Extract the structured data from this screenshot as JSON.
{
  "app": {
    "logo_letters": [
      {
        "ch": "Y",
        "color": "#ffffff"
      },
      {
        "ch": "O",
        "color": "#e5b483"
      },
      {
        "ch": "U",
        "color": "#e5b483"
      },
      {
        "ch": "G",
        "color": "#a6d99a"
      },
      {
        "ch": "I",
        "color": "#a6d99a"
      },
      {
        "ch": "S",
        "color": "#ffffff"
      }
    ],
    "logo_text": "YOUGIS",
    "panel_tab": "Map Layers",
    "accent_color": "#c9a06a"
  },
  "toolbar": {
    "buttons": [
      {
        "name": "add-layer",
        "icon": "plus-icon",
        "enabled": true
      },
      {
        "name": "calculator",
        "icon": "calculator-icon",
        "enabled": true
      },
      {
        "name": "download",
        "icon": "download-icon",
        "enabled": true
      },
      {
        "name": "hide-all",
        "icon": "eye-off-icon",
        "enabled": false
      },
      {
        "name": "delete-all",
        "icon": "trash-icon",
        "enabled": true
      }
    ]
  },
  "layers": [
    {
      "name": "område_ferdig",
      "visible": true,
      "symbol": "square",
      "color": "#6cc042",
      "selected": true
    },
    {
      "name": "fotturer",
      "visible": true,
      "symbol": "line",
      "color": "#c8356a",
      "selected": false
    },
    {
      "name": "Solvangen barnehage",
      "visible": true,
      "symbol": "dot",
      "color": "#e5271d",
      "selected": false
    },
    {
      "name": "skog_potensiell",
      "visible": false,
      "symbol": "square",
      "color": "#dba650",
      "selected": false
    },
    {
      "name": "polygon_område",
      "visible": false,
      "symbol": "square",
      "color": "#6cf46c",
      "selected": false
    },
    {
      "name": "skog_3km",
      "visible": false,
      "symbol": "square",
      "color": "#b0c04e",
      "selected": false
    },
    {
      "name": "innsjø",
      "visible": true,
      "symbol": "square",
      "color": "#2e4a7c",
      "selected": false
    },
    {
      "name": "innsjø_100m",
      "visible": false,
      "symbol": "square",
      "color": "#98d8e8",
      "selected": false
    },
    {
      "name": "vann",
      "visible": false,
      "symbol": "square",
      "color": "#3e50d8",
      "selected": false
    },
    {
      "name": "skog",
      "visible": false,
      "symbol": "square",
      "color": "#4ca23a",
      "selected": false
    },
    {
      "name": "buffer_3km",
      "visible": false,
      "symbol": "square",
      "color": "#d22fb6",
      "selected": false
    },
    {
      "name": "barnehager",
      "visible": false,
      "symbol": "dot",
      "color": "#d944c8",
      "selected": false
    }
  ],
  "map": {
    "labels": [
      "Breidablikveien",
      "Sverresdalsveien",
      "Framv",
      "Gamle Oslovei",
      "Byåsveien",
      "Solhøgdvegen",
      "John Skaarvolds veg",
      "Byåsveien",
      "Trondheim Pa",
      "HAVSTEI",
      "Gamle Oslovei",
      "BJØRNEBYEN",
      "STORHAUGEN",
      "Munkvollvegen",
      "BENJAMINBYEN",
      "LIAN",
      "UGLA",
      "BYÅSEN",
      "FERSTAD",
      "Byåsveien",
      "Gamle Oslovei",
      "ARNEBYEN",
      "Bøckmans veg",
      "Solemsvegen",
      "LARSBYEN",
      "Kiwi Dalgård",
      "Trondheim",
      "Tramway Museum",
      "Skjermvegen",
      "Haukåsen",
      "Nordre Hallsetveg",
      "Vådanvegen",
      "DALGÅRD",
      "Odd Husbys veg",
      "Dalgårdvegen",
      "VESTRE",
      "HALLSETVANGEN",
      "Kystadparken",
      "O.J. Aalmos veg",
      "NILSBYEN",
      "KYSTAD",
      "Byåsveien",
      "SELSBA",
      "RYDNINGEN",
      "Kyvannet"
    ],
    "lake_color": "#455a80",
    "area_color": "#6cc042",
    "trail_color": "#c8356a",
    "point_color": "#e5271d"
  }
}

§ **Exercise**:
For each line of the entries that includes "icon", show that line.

§ **Finished exercise**:
        "icon": "plus-icon",
        "icon": "calculator-icon",
        "icon": "download-icon",
        "icon": "eye-off-icon",
        "icon": "trash-icon",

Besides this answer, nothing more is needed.